▶ [WHAT TO WORK ON]:
Each line below with the word "shortcut" needs to be copied.

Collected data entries
___
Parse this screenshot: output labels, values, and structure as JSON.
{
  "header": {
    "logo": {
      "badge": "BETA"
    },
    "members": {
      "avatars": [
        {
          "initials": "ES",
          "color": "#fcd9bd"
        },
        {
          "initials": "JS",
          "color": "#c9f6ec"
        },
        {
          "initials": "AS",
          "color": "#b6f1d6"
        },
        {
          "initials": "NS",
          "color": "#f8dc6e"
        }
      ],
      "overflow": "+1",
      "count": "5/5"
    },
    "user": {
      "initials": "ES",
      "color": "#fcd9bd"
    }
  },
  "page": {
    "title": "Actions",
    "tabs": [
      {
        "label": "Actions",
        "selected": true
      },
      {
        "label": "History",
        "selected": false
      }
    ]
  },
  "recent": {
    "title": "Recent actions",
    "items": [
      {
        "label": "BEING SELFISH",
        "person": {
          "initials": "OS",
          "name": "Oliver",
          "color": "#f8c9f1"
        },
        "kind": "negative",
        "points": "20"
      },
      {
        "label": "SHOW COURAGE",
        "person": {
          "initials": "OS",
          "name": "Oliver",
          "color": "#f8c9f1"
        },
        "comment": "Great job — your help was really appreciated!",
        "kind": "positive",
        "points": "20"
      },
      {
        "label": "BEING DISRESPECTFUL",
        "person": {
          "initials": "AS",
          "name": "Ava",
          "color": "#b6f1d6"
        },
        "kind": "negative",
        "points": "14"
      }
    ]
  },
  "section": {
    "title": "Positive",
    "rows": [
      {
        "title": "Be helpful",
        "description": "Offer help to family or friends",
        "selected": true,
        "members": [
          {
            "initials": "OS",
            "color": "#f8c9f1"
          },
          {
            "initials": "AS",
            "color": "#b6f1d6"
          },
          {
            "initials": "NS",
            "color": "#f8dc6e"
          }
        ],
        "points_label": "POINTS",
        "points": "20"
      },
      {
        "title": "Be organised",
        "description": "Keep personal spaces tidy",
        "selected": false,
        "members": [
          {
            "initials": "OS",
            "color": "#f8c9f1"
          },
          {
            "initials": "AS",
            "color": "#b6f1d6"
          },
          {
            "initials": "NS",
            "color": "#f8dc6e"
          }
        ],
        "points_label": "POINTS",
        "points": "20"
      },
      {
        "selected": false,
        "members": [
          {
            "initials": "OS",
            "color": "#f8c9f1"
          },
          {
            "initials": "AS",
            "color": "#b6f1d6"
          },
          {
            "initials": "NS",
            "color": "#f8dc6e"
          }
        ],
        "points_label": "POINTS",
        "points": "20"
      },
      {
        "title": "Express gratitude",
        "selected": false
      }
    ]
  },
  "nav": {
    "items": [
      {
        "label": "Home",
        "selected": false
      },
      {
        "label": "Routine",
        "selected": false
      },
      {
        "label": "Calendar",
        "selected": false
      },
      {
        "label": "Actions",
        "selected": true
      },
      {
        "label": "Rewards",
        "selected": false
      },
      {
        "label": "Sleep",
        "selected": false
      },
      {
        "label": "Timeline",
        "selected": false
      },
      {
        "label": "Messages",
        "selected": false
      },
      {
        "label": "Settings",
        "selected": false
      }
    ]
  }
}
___
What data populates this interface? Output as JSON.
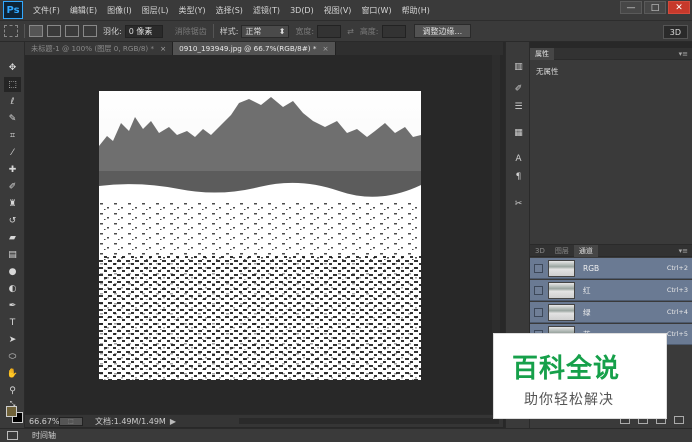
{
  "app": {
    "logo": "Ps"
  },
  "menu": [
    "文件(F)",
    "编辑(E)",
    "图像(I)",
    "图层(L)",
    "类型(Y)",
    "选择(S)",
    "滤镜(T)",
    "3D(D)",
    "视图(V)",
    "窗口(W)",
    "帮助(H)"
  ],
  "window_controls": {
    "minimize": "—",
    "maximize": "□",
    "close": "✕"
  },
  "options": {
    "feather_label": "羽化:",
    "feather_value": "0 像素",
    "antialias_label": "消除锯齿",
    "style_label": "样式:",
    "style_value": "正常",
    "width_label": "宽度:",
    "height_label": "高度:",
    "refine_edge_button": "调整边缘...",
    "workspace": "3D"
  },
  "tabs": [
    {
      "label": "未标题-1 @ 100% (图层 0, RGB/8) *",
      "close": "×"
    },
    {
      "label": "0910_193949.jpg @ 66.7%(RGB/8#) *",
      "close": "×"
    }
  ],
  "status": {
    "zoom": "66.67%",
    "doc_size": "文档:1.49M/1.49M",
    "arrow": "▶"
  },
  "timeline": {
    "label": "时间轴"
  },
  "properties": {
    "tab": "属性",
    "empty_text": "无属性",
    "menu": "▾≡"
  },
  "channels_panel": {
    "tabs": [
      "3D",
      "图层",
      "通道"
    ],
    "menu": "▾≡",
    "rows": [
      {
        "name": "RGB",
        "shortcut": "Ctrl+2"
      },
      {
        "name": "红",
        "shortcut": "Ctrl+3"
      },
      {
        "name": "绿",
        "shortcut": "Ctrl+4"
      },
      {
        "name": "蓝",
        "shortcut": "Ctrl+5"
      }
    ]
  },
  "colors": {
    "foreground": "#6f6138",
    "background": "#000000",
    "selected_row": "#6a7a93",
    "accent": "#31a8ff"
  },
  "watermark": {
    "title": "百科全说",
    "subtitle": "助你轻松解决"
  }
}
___
▶ [SOLUTION]:
        "shortcut": "Ctrl+2"
        "shortcut": "Ctrl+3"
        "shortcut": "Ctrl+4"
        "shortcut": "Ctrl+5"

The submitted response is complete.